The procedure, performed by Dr. Kenneth Saland, an interventional cardiologist at Presbyterian, illustrates the importance of providing treatments in a safe, rapid way to those suffering heart attacks.
“Research shows that the quicker a heart attack is treated the less potential damage there is to the heart muscle,” Dr. Saland said. “Preserving more heart muscle helps the patient survive the heart attack and improves the long-term survival and quality of life for patients.”
Major clinical studies, endorsed by the American Heart Association, have shown treating heart attack patients within 90 minutes of arrival significantly reduces damage to the heart muscle.
“Not only is this the best time ever for our hospital, it ranks among the best times regionally and nationally,” said Jon Gardner, Presbyterian’s director of the heart and vascular service line. “But the record isn’t what’s important. The importance of this is that it’s another example of the commitment by physicians on the hospital’s medical staff, the EMS personnel, and our emergency room and cardiovascular staff at Presbyterian to provide evidence-based health care in an efficient, quality way.”
Recently, a separate door-to-balloon time at Presbyterian reached the 31-minute mark. During spring 2008, 14 consecutive emergency angioplasty procedures were performed within the 90-minute door-to-balloon timeframe.
The emergency room also plays a critical role in the process, since that is where heart-attack patients typically arrive. “That’s the front door of the hospital, so providing rapid cardiac assessments and efficiently communicating with the cath lab is critical to achieving our goal,” Gardner said.
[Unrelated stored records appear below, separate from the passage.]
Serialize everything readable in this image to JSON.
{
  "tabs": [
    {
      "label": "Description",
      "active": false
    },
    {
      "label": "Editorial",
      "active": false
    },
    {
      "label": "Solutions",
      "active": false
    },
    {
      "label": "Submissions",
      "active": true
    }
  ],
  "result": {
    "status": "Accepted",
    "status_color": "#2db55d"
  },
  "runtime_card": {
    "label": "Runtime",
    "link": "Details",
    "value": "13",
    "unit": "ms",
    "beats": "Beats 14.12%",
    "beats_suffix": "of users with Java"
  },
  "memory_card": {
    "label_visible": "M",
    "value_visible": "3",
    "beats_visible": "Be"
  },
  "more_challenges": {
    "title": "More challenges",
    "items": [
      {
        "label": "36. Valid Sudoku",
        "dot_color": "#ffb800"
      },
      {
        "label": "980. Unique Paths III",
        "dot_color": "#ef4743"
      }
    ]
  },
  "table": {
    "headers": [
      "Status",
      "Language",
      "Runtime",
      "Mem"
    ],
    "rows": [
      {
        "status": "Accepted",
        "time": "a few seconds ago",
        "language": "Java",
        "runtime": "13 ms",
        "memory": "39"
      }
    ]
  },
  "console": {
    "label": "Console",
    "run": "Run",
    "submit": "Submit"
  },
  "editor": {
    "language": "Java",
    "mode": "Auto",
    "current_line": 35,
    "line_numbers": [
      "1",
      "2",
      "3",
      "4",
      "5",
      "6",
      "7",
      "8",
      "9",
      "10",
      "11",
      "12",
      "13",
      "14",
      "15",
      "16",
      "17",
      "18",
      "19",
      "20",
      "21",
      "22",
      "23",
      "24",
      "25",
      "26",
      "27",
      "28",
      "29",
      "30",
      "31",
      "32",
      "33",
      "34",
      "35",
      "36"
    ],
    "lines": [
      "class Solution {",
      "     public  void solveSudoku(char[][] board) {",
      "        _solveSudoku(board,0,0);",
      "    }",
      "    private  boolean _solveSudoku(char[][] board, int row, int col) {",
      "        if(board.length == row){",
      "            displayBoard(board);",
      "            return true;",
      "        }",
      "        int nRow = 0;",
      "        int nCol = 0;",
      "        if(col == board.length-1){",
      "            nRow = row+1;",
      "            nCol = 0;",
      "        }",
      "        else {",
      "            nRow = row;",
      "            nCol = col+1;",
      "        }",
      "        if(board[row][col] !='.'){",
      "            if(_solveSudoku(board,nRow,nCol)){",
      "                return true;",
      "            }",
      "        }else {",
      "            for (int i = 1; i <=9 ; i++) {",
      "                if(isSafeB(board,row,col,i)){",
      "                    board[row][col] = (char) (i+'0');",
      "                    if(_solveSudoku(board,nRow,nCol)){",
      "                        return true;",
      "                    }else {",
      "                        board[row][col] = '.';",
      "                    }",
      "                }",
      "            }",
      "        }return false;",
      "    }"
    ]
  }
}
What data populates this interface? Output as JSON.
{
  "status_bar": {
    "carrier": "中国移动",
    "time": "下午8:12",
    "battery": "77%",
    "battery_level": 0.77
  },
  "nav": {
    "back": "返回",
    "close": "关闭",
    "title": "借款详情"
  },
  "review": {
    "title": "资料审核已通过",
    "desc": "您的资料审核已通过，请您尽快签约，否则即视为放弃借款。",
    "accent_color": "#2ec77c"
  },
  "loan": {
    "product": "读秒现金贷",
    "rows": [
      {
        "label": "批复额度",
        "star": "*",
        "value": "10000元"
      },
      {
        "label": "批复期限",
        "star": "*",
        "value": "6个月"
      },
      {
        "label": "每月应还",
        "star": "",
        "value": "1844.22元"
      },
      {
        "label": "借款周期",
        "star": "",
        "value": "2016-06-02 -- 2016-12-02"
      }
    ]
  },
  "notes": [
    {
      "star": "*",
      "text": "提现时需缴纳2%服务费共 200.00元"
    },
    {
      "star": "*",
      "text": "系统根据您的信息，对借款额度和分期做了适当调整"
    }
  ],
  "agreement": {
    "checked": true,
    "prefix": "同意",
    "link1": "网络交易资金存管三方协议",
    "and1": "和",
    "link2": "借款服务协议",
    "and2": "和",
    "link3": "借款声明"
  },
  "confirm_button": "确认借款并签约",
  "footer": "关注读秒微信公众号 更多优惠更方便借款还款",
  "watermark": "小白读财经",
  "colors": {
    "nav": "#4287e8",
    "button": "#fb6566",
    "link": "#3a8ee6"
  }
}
Annually, more than 1 million people undergo angioplasty in the U.S., according to the National Heart, Lung and Blood Institute.
For more information: www.texashealth.org